Couple of years back, an Aircraft manufacturer's fleet was grounded1 by regulators around the globe. Cause? Alleged manufacturing defects and insufficient testing that led to the failure of a new type of battery. The incident highlighted that unchecked outsourcing also carries risks. Can businesses afford these risks in highly competitive times? Probably not. So what is the way forward?
With the IoT taking every industry by storm, manufacturing is no exception. M2M data - collected and analyzed - can help manufacturers assure quality of their products as well as predict and prevent failures. Data analytics can help manufacturers shape the quality curve at three points - component manufacture, assembly (using in-house factory data) and shipped product (using M2M data).
There can be any number of causes for a dysfunctional product at the point of use - be it poor shipping or installation quality, unsuitable product usage, bad weather etc. While traditionally manufacturers took a reactive approach to quality issues that happened after shipping, customers now expect them to be proactively involved in addressing these problems. This is where sensor data can prove to be a savior. However, analyzing this data and converting it to meaningful, actionable, real time insight still remains a challenge for most manufacturers.
Let's break this challenge in to two parts. First, do manufacturers have the capability to extract and separate useful signals and data from the vast quantities that are collected? And second, do they have the capability to create data structures that can meet new challenges and questions asked of the data collected?
To address these issues, manufacturers need to clearly define the following:
- Is all data that's being captured relevant? Or is there a need of smart filters at the point of capture?
- How do we determine the key metrics so we know what data to capture and transform to the right level of granularity?
- Js our data platform reliable enough to analyze data in motion? Can it work in real time?
- Is our architecture future proof?
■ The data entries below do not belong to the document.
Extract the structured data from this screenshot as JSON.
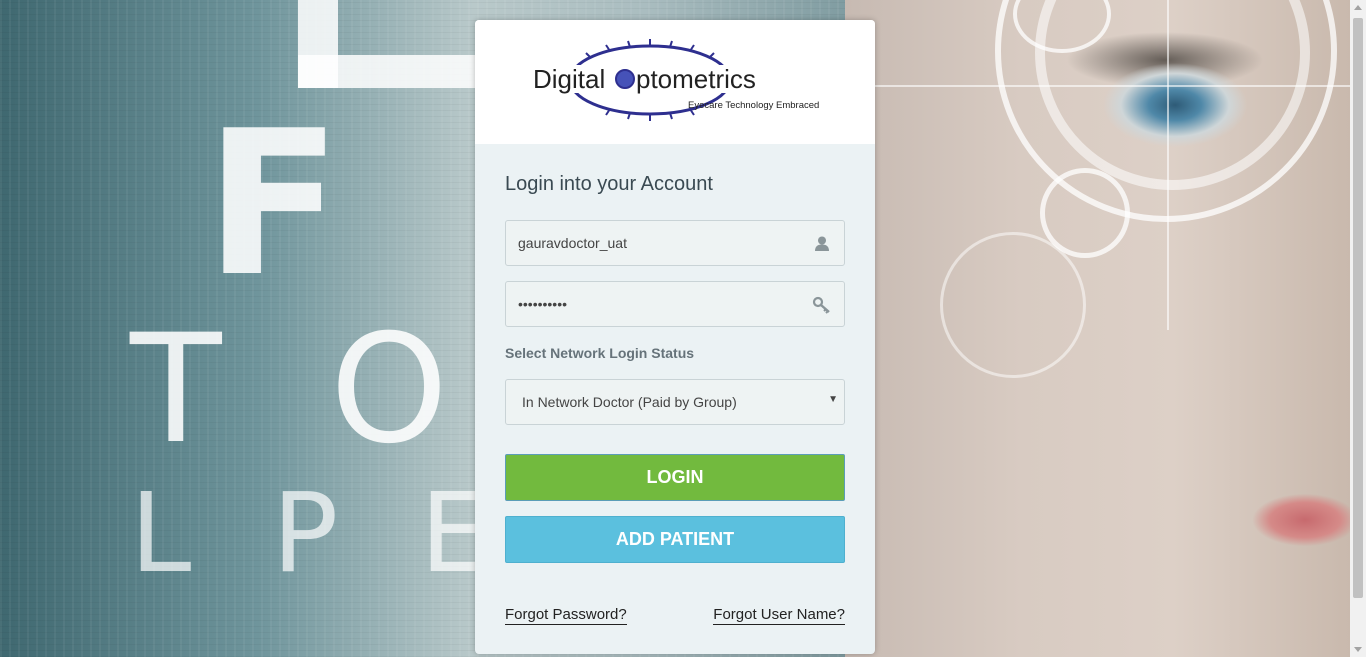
{
  "background": {
    "eye_chart_letters": [
      "F",
      "T",
      "O",
      "L",
      "P",
      "E"
    ]
  },
  "brand": {
    "name_part1": "Digital",
    "name_part2": "ptometrics",
    "tagline": "Eyecare Technology Embraced",
    "colors": {
      "primary": "#2e2f8f",
      "text": "#222222"
    }
  },
  "form": {
    "title": "Login into your Account",
    "username": {
      "value": "gauravdoctor_uat",
      "icon": "user-icon"
    },
    "password": {
      "value": "••••••••••",
      "icon": "key-icon"
    },
    "network_status_label": "Select Network Login Status",
    "network_status": {
      "selected": "In Network Doctor (Paid by Group)",
      "icon": "caret-down-icon"
    }
  },
  "buttons": {
    "login": "LOGIN",
    "add_patient": "ADD PATIENT",
    "colors": {
      "login": "#72ba3e",
      "add_patient": "#5bc0de"
    }
  },
  "links": {
    "forgot_password": "Forgot Password?",
    "forgot_username": "Forgot User Name?"
  }
}
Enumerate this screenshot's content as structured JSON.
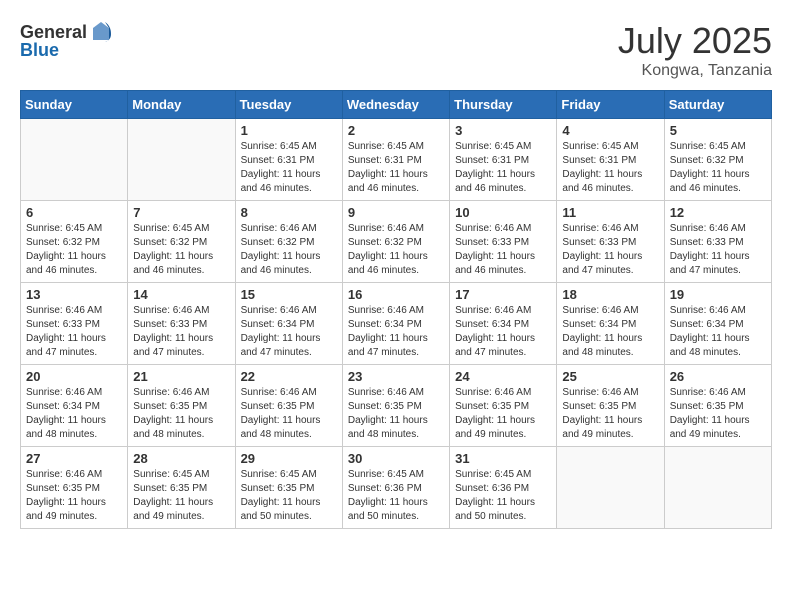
{
  "header": {
    "logo_general": "General",
    "logo_blue": "Blue",
    "month_year": "July 2025",
    "location": "Kongwa, Tanzania"
  },
  "days_of_week": [
    "Sunday",
    "Monday",
    "Tuesday",
    "Wednesday",
    "Thursday",
    "Friday",
    "Saturday"
  ],
  "weeks": [
    [
      {
        "day": "",
        "info": ""
      },
      {
        "day": "",
        "info": ""
      },
      {
        "day": "1",
        "info": "Sunrise: 6:45 AM\nSunset: 6:31 PM\nDaylight: 11 hours and 46 minutes."
      },
      {
        "day": "2",
        "info": "Sunrise: 6:45 AM\nSunset: 6:31 PM\nDaylight: 11 hours and 46 minutes."
      },
      {
        "day": "3",
        "info": "Sunrise: 6:45 AM\nSunset: 6:31 PM\nDaylight: 11 hours and 46 minutes."
      },
      {
        "day": "4",
        "info": "Sunrise: 6:45 AM\nSunset: 6:31 PM\nDaylight: 11 hours and 46 minutes."
      },
      {
        "day": "5",
        "info": "Sunrise: 6:45 AM\nSunset: 6:32 PM\nDaylight: 11 hours and 46 minutes."
      }
    ],
    [
      {
        "day": "6",
        "info": "Sunrise: 6:45 AM\nSunset: 6:32 PM\nDaylight: 11 hours and 46 minutes."
      },
      {
        "day": "7",
        "info": "Sunrise: 6:45 AM\nSunset: 6:32 PM\nDaylight: 11 hours and 46 minutes."
      },
      {
        "day": "8",
        "info": "Sunrise: 6:46 AM\nSunset: 6:32 PM\nDaylight: 11 hours and 46 minutes."
      },
      {
        "day": "9",
        "info": "Sunrise: 6:46 AM\nSunset: 6:32 PM\nDaylight: 11 hours and 46 minutes."
      },
      {
        "day": "10",
        "info": "Sunrise: 6:46 AM\nSunset: 6:33 PM\nDaylight: 11 hours and 46 minutes."
      },
      {
        "day": "11",
        "info": "Sunrise: 6:46 AM\nSunset: 6:33 PM\nDaylight: 11 hours and 47 minutes."
      },
      {
        "day": "12",
        "info": "Sunrise: 6:46 AM\nSunset: 6:33 PM\nDaylight: 11 hours and 47 minutes."
      }
    ],
    [
      {
        "day": "13",
        "info": "Sunrise: 6:46 AM\nSunset: 6:33 PM\nDaylight: 11 hours and 47 minutes."
      },
      {
        "day": "14",
        "info": "Sunrise: 6:46 AM\nSunset: 6:33 PM\nDaylight: 11 hours and 47 minutes."
      },
      {
        "day": "15",
        "info": "Sunrise: 6:46 AM\nSunset: 6:34 PM\nDaylight: 11 hours and 47 minutes."
      },
      {
        "day": "16",
        "info": "Sunrise: 6:46 AM\nSunset: 6:34 PM\nDaylight: 11 hours and 47 minutes."
      },
      {
        "day": "17",
        "info": "Sunrise: 6:46 AM\nSunset: 6:34 PM\nDaylight: 11 hours and 47 minutes."
      },
      {
        "day": "18",
        "info": "Sunrise: 6:46 AM\nSunset: 6:34 PM\nDaylight: 11 hours and 48 minutes."
      },
      {
        "day": "19",
        "info": "Sunrise: 6:46 AM\nSunset: 6:34 PM\nDaylight: 11 hours and 48 minutes."
      }
    ],
    [
      {
        "day": "20",
        "info": "Sunrise: 6:46 AM\nSunset: 6:34 PM\nDaylight: 11 hours and 48 minutes."
      },
      {
        "day": "21",
        "info": "Sunrise: 6:46 AM\nSunset: 6:35 PM\nDaylight: 11 hours and 48 minutes."
      },
      {
        "day": "22",
        "info": "Sunrise: 6:46 AM\nSunset: 6:35 PM\nDaylight: 11 hours and 48 minutes."
      },
      {
        "day": "23",
        "info": "Sunrise: 6:46 AM\nSunset: 6:35 PM\nDaylight: 11 hours and 48 minutes."
      },
      {
        "day": "24",
        "info": "Sunrise: 6:46 AM\nSunset: 6:35 PM\nDaylight: 11 hours and 49 minutes."
      },
      {
        "day": "25",
        "info": "Sunrise: 6:46 AM\nSunset: 6:35 PM\nDaylight: 11 hours and 49 minutes."
      },
      {
        "day": "26",
        "info": "Sunrise: 6:46 AM\nSunset: 6:35 PM\nDaylight: 11 hours and 49 minutes."
      }
    ],
    [
      {
        "day": "27",
        "info": "Sunrise: 6:46 AM\nSunset: 6:35 PM\nDaylight: 11 hours and 49 minutes."
      },
      {
        "day": "28",
        "info": "Sunrise: 6:45 AM\nSunset: 6:35 PM\nDaylight: 11 hours and 49 minutes."
      },
      {
        "day": "29",
        "info": "Sunrise: 6:45 AM\nSunset: 6:35 PM\nDaylight: 11 hours and 50 minutes."
      },
      {
        "day": "30",
        "info": "Sunrise: 6:45 AM\nSunset: 6:36 PM\nDaylight: 11 hours and 50 minutes."
      },
      {
        "day": "31",
        "info": "Sunrise: 6:45 AM\nSunset: 6:36 PM\nDaylight: 11 hours and 50 minutes."
      },
      {
        "day": "",
        "info": ""
      },
      {
        "day": "",
        "info": ""
      }
    ]
  ]
}
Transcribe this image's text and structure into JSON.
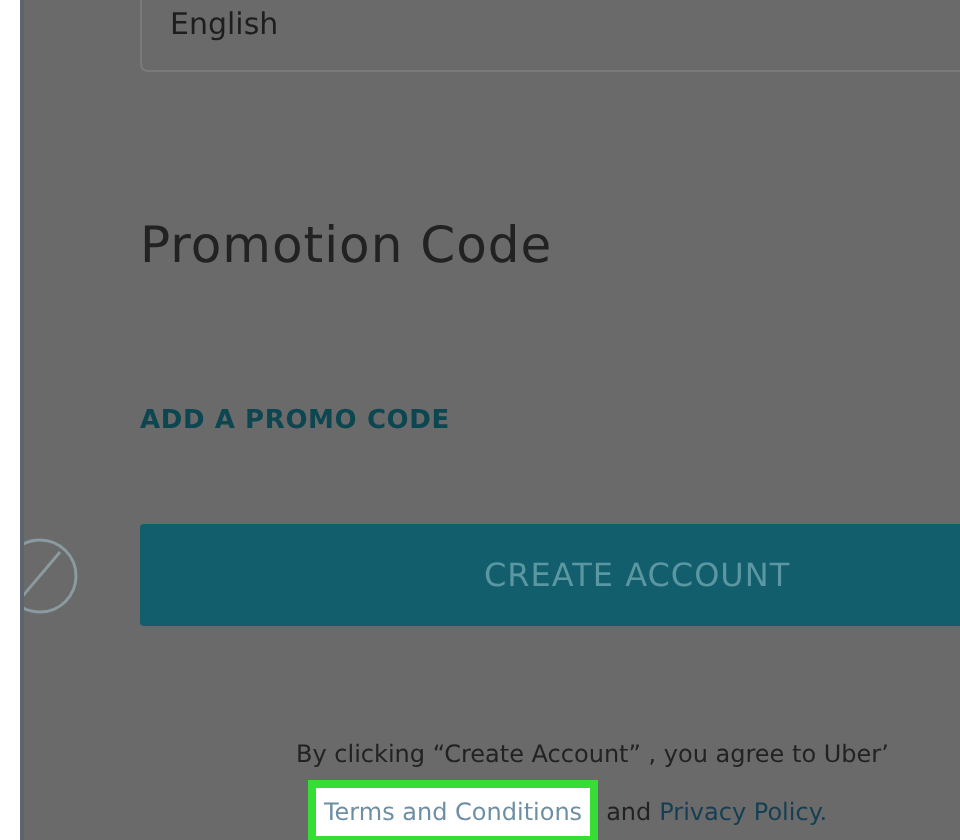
{
  "language_select": {
    "value": "English"
  },
  "promotion": {
    "title": "Promotion Code",
    "link": "ADD A PROMO CODE"
  },
  "create_button": {
    "label": "CREATE ACCOUNT"
  },
  "terms": {
    "prefix": "By clicking “Create Account” , you agree to Uber’",
    "terms_link": {
      "label": "Terms and Conditions",
      "highlighted": true
    },
    "middle": "and",
    "privacy_link": {
      "label": "Privacy Policy."
    }
  }
}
Can it assimilate newer formats as device usage changes?
It's time that manufacturers apply themselves to find answers to these questions or risk falling behind in the quality assurance race. Billions of things will be connected to the Internet by 2020 (estimates vary from 4.9bn to 75bn). By preparing to take advantage of M2M data now, manufacturers can be prepared for the eventuality when something as large as a plane or as small as a heater is connected.
What are your views? How can manufacturers capitalize on data to ensure quality and reassuring their customers? Do share as comments below.